Hourglass Screen-Time Monitoring - A Lockdown Parenting Hack

Hourglass Screen-Time Monitoring - A Lockdown Parenting Hack

For years, we’ve been dreaming of spending more time at home with our loved ones. COVID-19 and the lockdowns that followed gave us that chance. Although some got the best of it right away - pumping their muscles, starting personal blogs, and getting back to hobbies long forgotten - for most parents, these illusions very quickly gave way to a brutal reality. 

Working from home also brought the daily music of children crying for distractions and our own eagerness to give into almost any request in exchange for a quiet minute to get some work done. 

Now as we are realizing that home may not be as great of an office as we initially thought, it is high time to start dealing with the never-ending pleads for “five more minutes” of screen time.

The struggle to not give in

If you’re a parent, you probably already know all about the benefits of teaching children to understand and respect boundaries. Most likely, you don’t think that your children should spend all of their days playing video games or watching cartoons, either. 

Where most of us struggle is finding ways to teach our kids about discipline and encourage them to self-monitor without starting an apocalypse in our homes. This is why we are often so tempted to give in to their demands. Not because we agree, but because disagreeing might mean not getting anything done. 

How lockdowns are making things harder

It was tough when we had to teach and discipline our children after work, when they got home from kindergarten or school. Now we have to do it during our work time too. Let’s face it - in a desperate need to focus on our tasks during these past few months, we have often allowed kids to do whatever they wanted and now we have to deal with the consequences. 

As working from home is becoming the new normal, we are coming to a point where we start realizing that children have their own set of challenges and to help them deal with it and develop as human beings, we need to start setting boundaries again. But surprise, surprise - there is more resistance than before. Attempts to explain why they can’t have “five more minutes” typically end in tears (usually theirs).

Solution: Giving options and sand timers

Do not fear - helping children develop and keeping your sanity at the same time is possible. We and some other parents that we know, found that there are a few simple, but effective ways to help our kids (and ourselves) during this time. 

First, provide options - This will take some work, but if we want our children to spend some time learning and growing instead of looking at a screen, we need to give them alternatives. So find something that your child finds exciting. Maybe they love drawing, reading, coloring, or cleaning the house (that would be great, wouldn’t it?). Create opportunities, involve their siblings, and give them tools for these activities.

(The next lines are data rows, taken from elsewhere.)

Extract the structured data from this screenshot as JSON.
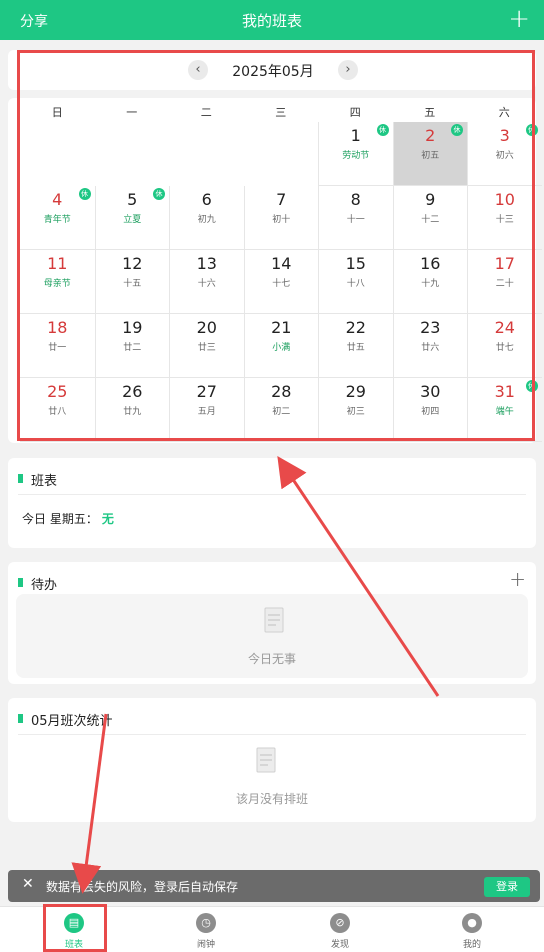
{
  "header": {
    "share": "分享",
    "title": "我的班表",
    "add_icon": "plus-icon"
  },
  "calendar": {
    "month_label": "2025年05月",
    "prev_icon": "chevron-left-icon",
    "next_icon": "chevron-right-icon",
    "weekdays": [
      "日",
      "一",
      "二",
      "三",
      "四",
      "五",
      "六"
    ],
    "days": [
      {
        "day": "1",
        "lunar": "劳动节",
        "red": false,
        "green": true,
        "rest": "休"
      },
      {
        "day": "2",
        "lunar": "初五",
        "red": true,
        "green": false,
        "rest": "休",
        "selected": true
      },
      {
        "day": "3",
        "lunar": "初六",
        "red": true,
        "green": false,
        "rest": "休"
      },
      {
        "day": "4",
        "lunar": "青年节",
        "red": true,
        "green": true,
        "rest": "休"
      },
      {
        "day": "5",
        "lunar": "立夏",
        "red": false,
        "green": true,
        "rest": "休"
      },
      {
        "day": "6",
        "lunar": "初九",
        "red": false,
        "green": false
      },
      {
        "day": "7",
        "lunar": "初十",
        "red": false,
        "green": false
      },
      {
        "day": "8",
        "lunar": "十一",
        "red": false,
        "green": false
      },
      {
        "day": "9",
        "lunar": "十二",
        "red": false,
        "green": false
      },
      {
        "day": "10",
        "lunar": "十三",
        "red": true,
        "green": false
      },
      {
        "day": "11",
        "lunar": "母亲节",
        "red": true,
        "green": true
      },
      {
        "day": "12",
        "lunar": "十五",
        "red": false,
        "green": false
      },
      {
        "day": "13",
        "lunar": "十六",
        "red": false,
        "green": false
      },
      {
        "day": "14",
        "lunar": "十七",
        "red": false,
        "green": false
      },
      {
        "day": "15",
        "lunar": "十八",
        "red": false,
        "green": false
      },
      {
        "day": "16",
        "lunar": "十九",
        "red": false,
        "green": false
      },
      {
        "day": "17",
        "lunar": "二十",
        "red": true,
        "green": false
      },
      {
        "day": "18",
        "lunar": "廿一",
        "red": true,
        "green": false
      },
      {
        "day": "19",
        "lunar": "廿二",
        "red": false,
        "green": false
      },
      {
        "day": "20",
        "lunar": "廿三",
        "red": false,
        "green": false
      },
      {
        "day": "21",
        "lunar": "小满",
        "red": false,
        "green": true
      },
      {
        "day": "22",
        "lunar": "廿五",
        "red": false,
        "green": false
      },
      {
        "day": "23",
        "lunar": "廿六",
        "red": false,
        "green": false
      },
      {
        "day": "24",
        "lunar": "廿七",
        "red": true,
        "green": false
      },
      {
        "day": "25",
        "lunar": "廿八",
        "red": true,
        "green": false
      },
      {
        "day": "26",
        "lunar": "廿九",
        "red": false,
        "green": false
      },
      {
        "day": "27",
        "lunar": "五月",
        "red": false,
        "green": false
      },
      {
        "day": "28",
        "lunar": "初二",
        "red": false,
        "green": false
      },
      {
        "day": "29",
        "lunar": "初三",
        "red": false,
        "green": false
      },
      {
        "day": "30",
        "lunar": "初四",
        "red": false,
        "green": false
      },
      {
        "day": "31",
        "lunar": "端午",
        "red": true,
        "green": true,
        "rest": "休"
      }
    ],
    "first_weekday_index": 4
  },
  "schedule": {
    "title": "班表",
    "today_label": "今日 星期五：",
    "today_value": "无"
  },
  "todo": {
    "title": "待办",
    "add_icon": "plus-icon",
    "empty_text": "今日无事",
    "empty_icon": "document-icon"
  },
  "stats": {
    "title": "05月班次统计",
    "empty_text": "该月没有排班",
    "empty_icon": "document-icon"
  },
  "toast": {
    "close_icon": "close-icon",
    "message": "数据有丢失的风险，登录后自动保存",
    "login": "登录"
  },
  "tabs": [
    {
      "label": "班表",
      "icon": "calendar-icon",
      "active": true
    },
    {
      "label": "闹钟",
      "icon": "clock-icon",
      "active": false
    },
    {
      "label": "发现",
      "icon": "compass-icon",
      "active": false
    },
    {
      "label": "我的",
      "icon": "user-icon",
      "active": false
    }
  ],
  "colors": {
    "primary": "#1ec784",
    "holiday_red": "#d53a3a",
    "annotation_red": "#e84a4a"
  }
}
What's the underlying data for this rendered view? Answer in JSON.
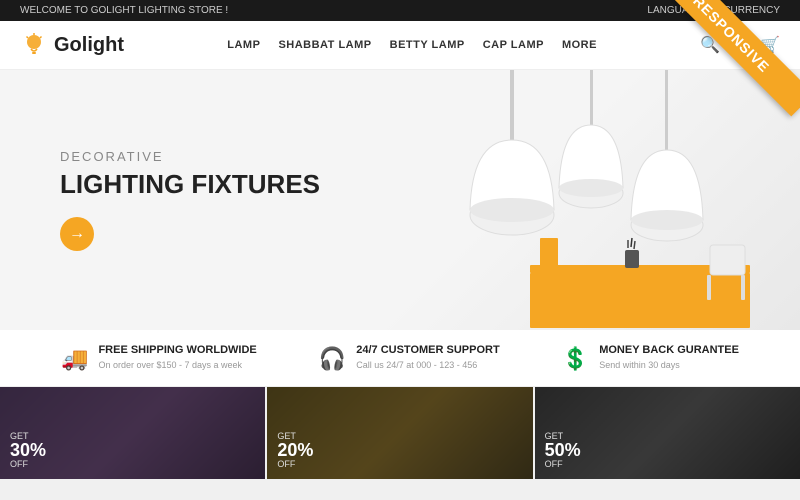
{
  "topbar": {
    "welcome_text": "WELCOME TO GOLIGHT LIGHTING STORE !",
    "language_label": "LANGUAGE",
    "currency_label": "$ CURRENCY"
  },
  "header": {
    "logo_text": "Golight",
    "nav_items": [
      "LAMP",
      "SHABBAT LAMP",
      "BETTY LAMP",
      "CAP LAMP",
      "MORE"
    ]
  },
  "hero": {
    "subtitle": "DECORATIVE",
    "title": "LIGHTING FIXTURES",
    "cta_arrow": "→"
  },
  "features": [
    {
      "icon": "🚚",
      "title": "FREE SHIPPING WORLDWIDE",
      "desc": "On order over $150 - 7 days a week"
    },
    {
      "icon": "🎧",
      "title": "24/7 CUSTOMER SUPPORT",
      "desc": "Call us 24/7 at 000 - 123 - 456"
    },
    {
      "icon": "💲",
      "title": "MONEY BACK GURANTEE",
      "desc": "Send within 30 days"
    }
  ],
  "products": [
    {
      "get": "GET",
      "discount": "30%",
      "off": "OFF"
    },
    {
      "get": "GET",
      "discount": "20%",
      "off": "OFF"
    },
    {
      "get": "GET",
      "discount": "50%",
      "off": "OFF"
    }
  ],
  "badge": {
    "text": "RESPONSIVE"
  }
}
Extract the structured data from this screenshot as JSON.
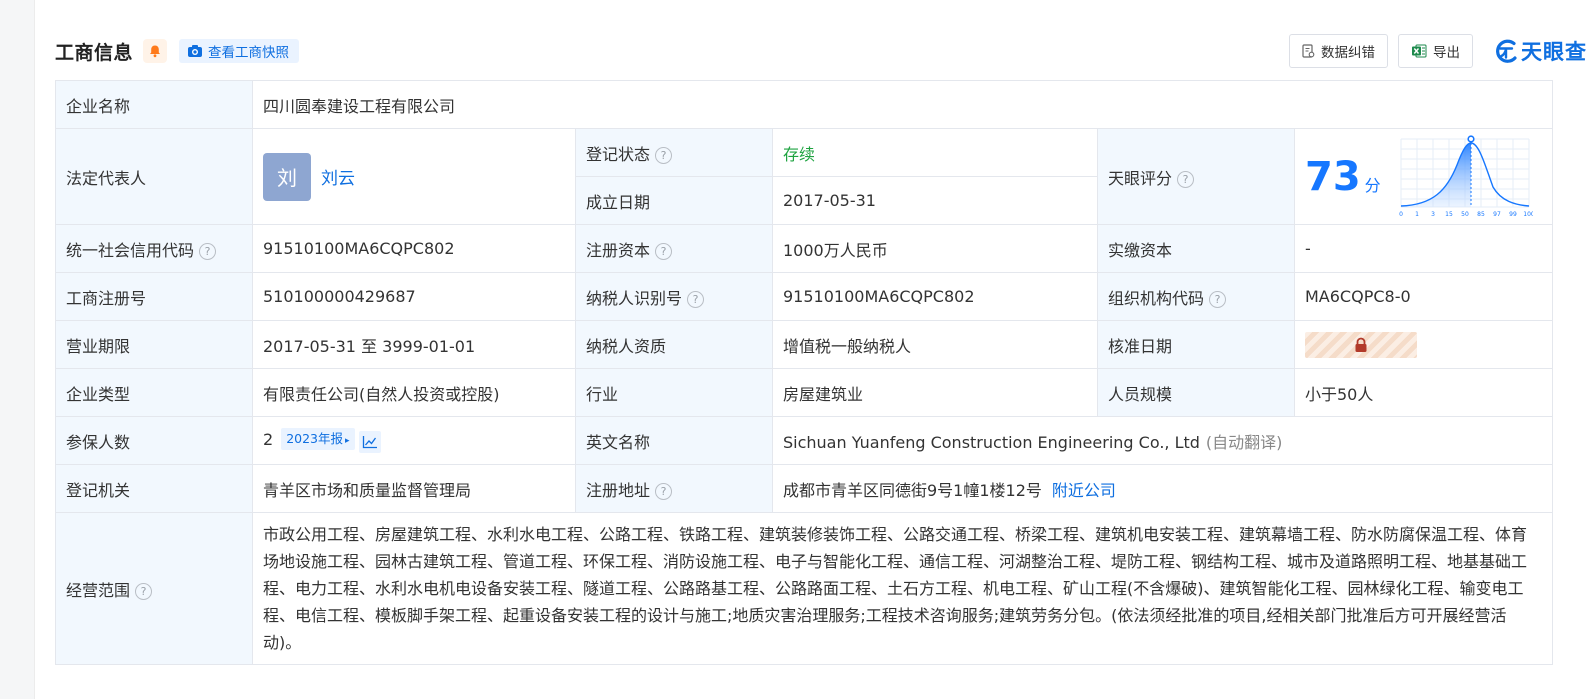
{
  "header": {
    "title": "工商信息",
    "snapshot_label": "查看工商快照",
    "correction_label": "数据纠错",
    "export_label": "导出",
    "logo_text": "天眼查"
  },
  "colors": {
    "accent": "#0f6fe0",
    "label_bg": "#f2f8fe",
    "status_green": "#1ea340",
    "score_blue": "#1677ff"
  },
  "company": {
    "name_label": "企业名称",
    "name": "四川圆奉建设工程有限公司",
    "legal_rep_label": "法定代表人",
    "legal_rep_avatar": "刘",
    "legal_rep_name": "刘云",
    "status_label": "登记状态",
    "status": "存续",
    "established_label": "成立日期",
    "established": "2017-05-31",
    "score_label": "天眼评分",
    "score": "73",
    "score_unit": "分",
    "score_axis": [
      "0",
      "1",
      "3",
      "15",
      "50",
      "85",
      "97",
      "99",
      "100"
    ],
    "credit_code_label": "统一社会信用代码",
    "credit_code": "91510100MA6CQPC802",
    "reg_capital_label": "注册资本",
    "reg_capital": "1000万人民币",
    "paid_capital_label": "实缴资本",
    "paid_capital": "-",
    "biz_reg_no_label": "工商注册号",
    "biz_reg_no": "510100000429687",
    "taxpayer_id_label": "纳税人识别号",
    "taxpayer_id": "91510100MA6CQPC802",
    "org_code_label": "组织机构代码",
    "org_code": "MA6CQPC8-0",
    "term_label": "营业期限",
    "term": "2017-05-31 至 3999-01-01",
    "taxpayer_qual_label": "纳税人资质",
    "taxpayer_qual": "增值税一般纳税人",
    "approval_date_label": "核准日期",
    "type_label": "企业类型",
    "type": "有限责任公司(自然人投资或控股)",
    "industry_label": "行业",
    "industry": "房屋建筑业",
    "staff_size_label": "人员规模",
    "staff_size": "小于50人",
    "insured_label": "参保人数",
    "insured": "2",
    "insured_report": "2023年报",
    "english_name_label": "英文名称",
    "english_name": "Sichuan Yuanfeng Construction Engineering Co., Ltd",
    "english_name_note": "(自动翻译)",
    "authority_label": "登记机关",
    "authority": "青羊区市场和质量监督管理局",
    "address_label": "注册地址",
    "address": "成都市青羊区同德街9号1幢1楼12号",
    "nearby_label": "附近公司",
    "scope_label": "经营范围",
    "scope": "市政公用工程、房屋建筑工程、水利水电工程、公路工程、铁路工程、建筑装修装饰工程、公路交通工程、桥梁工程、建筑机电安装工程、建筑幕墙工程、防水防腐保温工程、体育场地设施工程、园林古建筑工程、管道工程、环保工程、消防设施工程、电子与智能化工程、通信工程、河湖整治工程、堤防工程、钢结构工程、城市及道路照明工程、地基基础工程、电力工程、水利水电机电设备安装工程、隧道工程、公路路基工程、公路路面工程、土石方工程、机电工程、矿山工程(不含爆破)、建筑智能化工程、园林绿化工程、输变电工程、电信工程、模板脚手架工程、起重设备安装工程的设计与施工;地质灾害治理服务;工程技术咨询服务;建筑劳务分包。(依法须经批准的项目,经相关部门批准后方可开展经营活动)。"
  }
}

wodden color pencil

Second, help them enjoy self-monitoring - Imagine if your daughter would know when she had enough screen time and went to the next thing by herself without any negotiation. Well, if you make it fun, this is possible. What our friends recommended was getting a bundle of small hourglasses of two, three, and five minutes each. After our son had 20 minutes of screen-time, we’d ask him to choose one of the sand timers, and let him stay by an iPad as long as there is sand on the top bulb.  He usually picks the five-minute glass, but that’s fine. He found watching the sand in the hourglass really exciting, sometimes more than the screen itself. It also helped him understand time running through the hourglass better than a digital clock. We found that we hardly had to argue with him once the timer ran out.

So, let’s teach our children to spend their time responsibly by providing them with options and helping them track their own time. This way working from home might become more heavenly than we imagined.

You might also want to try using an hourglass to boost your own productivity when working from home

Check our article on boosting productivity here.